For centuries, the playing cards have captivated seekers of all kinds — including creative types — and have become especially popular of late.
One group consistently and particularly taken with tarot is artists. The decks are a sort of art object, after all, and artists are themselves in the business of making meaning. In the early 1970s, Salvador Dalí began work on a deck featuring himself as the magician and his wife, Gala, as the Empress. In 1979, Niki de Saint Phalle began constructing her Tarot Garden, a grouping, in Italy’s Tuscan hills, of 22 large-scale concrete sculptures inspired by tarot imagery and adorned with mosaic and mirrored tiles. A standout is “The Empress,” an opulent large-breasted sphinx adorned with a crown, which served for a time as the artist’s living quarters.
Now, a new generation of artists and designers are channeling their creativity by making decks of their own, ones that reflect the current era. The New York-based artist Tattfoo Tan created his New Earth Resiliency Oracle Cards as a part of his New Earth project, an immersive, teaching-based work that instructs users in both practical skills and spiritual modalities intended to help them contend with climate change. While we might associate tarot with the celestial, to Tan it can be a tool for staying connected to nature and the seasons here on earth. Accordingly, his deck features minimalist black-and-white sketches of fog, winter and drought. For her part, the Indiana-based artist Courtney Alexander is linking tarot to the politics of representation.
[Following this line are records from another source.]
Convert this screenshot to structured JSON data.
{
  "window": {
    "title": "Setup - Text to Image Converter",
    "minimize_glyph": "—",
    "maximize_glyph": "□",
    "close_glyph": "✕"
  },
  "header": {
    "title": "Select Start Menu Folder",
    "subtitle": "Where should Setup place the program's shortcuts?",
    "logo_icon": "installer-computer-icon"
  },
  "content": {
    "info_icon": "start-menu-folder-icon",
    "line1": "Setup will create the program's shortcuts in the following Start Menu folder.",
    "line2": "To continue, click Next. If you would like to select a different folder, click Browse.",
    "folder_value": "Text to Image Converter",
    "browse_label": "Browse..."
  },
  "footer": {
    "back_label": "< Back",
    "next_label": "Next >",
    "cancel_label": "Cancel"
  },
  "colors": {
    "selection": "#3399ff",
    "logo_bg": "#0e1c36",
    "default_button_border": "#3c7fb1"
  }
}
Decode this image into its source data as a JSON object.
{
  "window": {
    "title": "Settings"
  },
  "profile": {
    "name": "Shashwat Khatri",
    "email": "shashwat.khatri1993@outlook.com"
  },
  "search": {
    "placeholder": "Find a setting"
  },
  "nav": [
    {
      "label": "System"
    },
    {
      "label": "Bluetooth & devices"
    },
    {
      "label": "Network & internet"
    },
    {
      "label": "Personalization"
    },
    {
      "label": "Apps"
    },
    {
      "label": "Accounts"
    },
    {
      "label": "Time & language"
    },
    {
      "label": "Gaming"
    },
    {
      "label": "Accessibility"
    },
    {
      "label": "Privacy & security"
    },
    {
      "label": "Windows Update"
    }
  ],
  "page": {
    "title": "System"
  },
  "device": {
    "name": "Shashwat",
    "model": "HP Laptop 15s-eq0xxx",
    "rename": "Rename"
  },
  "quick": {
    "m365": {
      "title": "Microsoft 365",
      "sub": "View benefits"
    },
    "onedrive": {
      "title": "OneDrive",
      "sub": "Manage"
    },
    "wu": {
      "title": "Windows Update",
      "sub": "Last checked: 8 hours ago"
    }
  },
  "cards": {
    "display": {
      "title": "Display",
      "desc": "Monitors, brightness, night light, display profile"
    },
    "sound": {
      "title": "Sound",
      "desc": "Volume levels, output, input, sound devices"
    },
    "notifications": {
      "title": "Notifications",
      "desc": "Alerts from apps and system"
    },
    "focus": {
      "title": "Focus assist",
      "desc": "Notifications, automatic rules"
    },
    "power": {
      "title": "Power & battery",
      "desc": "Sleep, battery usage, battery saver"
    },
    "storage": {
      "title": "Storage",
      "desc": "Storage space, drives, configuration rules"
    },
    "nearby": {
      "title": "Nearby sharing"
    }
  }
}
Disturbed by how many so-called Black tarot decks, or those depicting Black characters, were created by white artists, she set out to make one that felt more authentically inclusive. The result was her Dust II Onyx deck, the cards of which are printed with Alexander’s ornate multimedia collage paintings, works rooted in Black diasporic histories and popular culture. She gave the King of Swords, traditionally a symbol of intellect, the name Papa Blade, the face of Neil deGrasse Tyson and the eyes of George Washington Carver, and the Queen of Cups, the ruler of the emotional realm, the name Mama Gourd, the face of Missy Elliott and the eyes of the poet and activist Nikki Giovanni. “The story of Blackness deserves reverence,” Alexander says, “and to be seen as powerful.”
Read More at NY Times
Read the rest at NY Times